- _Task brief_: The word "Enter" appears in some lines of the records below; state how many lines, and nothing else.
+ + + + +
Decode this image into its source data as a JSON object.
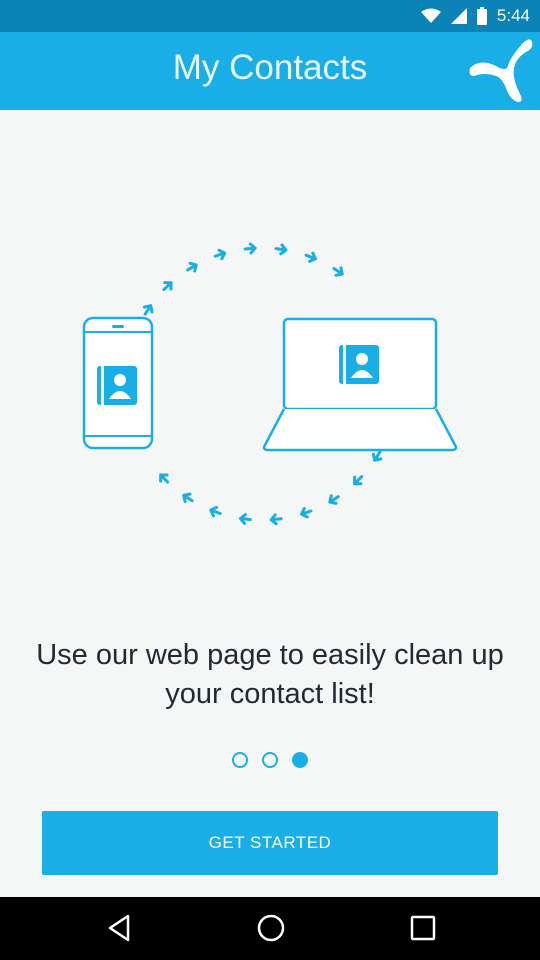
{
  "status_bar": {
    "time": "5:44",
    "icons": [
      "wifi-icon",
      "cellular-signal-icon",
      "battery-icon"
    ]
  },
  "app_bar": {
    "title": "My Contacts",
    "logo_icon": "telenor-logo-icon",
    "color": "#19aee6"
  },
  "illustration": {
    "icons": [
      "phone-contacts-icon",
      "laptop-contacts-icon",
      "sync-arrows-icon"
    ]
  },
  "onboarding": {
    "message": "Use our web page to easily clean up your contact list!",
    "pages": 3,
    "current_page": 3
  },
  "cta": {
    "label": "GET STARTED"
  },
  "nav_bar": {
    "icons": [
      "back-icon",
      "home-icon",
      "recents-icon"
    ]
  }
}
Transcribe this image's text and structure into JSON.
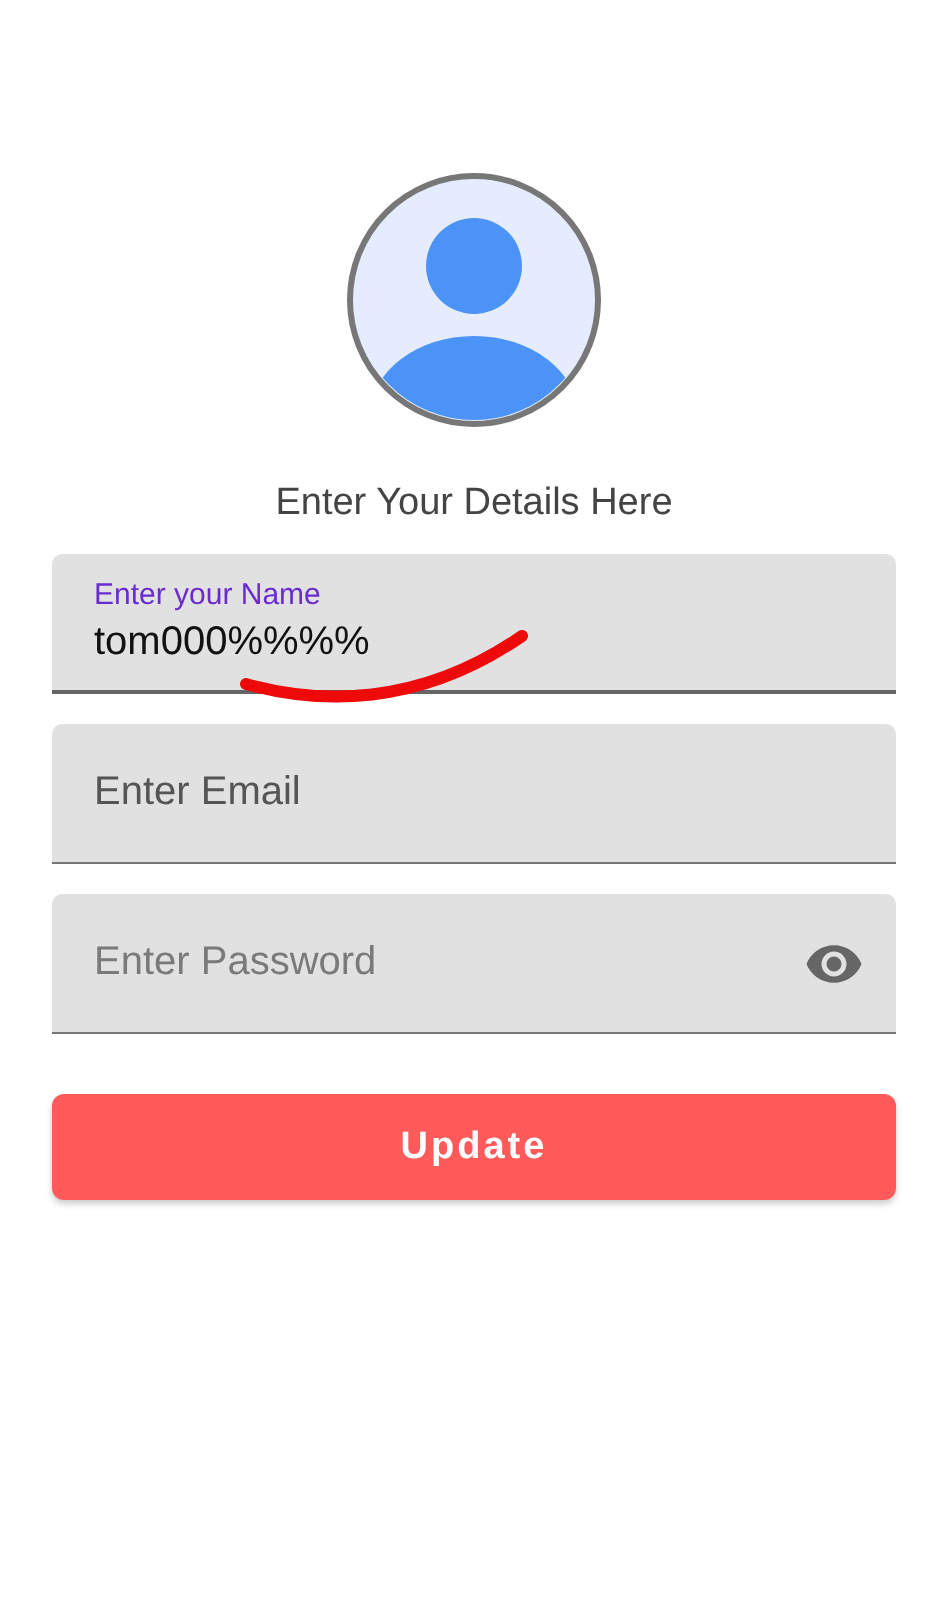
{
  "heading": "Enter Your Details Here",
  "fields": [
    {
      "kind": "text",
      "label": "Enter your Name",
      "value": "tom000%%%%",
      "focused": true
    },
    {
      "kind": "text",
      "label": "Enter Email",
      "focused": false
    },
    {
      "kind": "password",
      "placeholder": "Enter Password",
      "focused": false
    }
  ],
  "button": "Update"
}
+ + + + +
- _Output for this task_: 4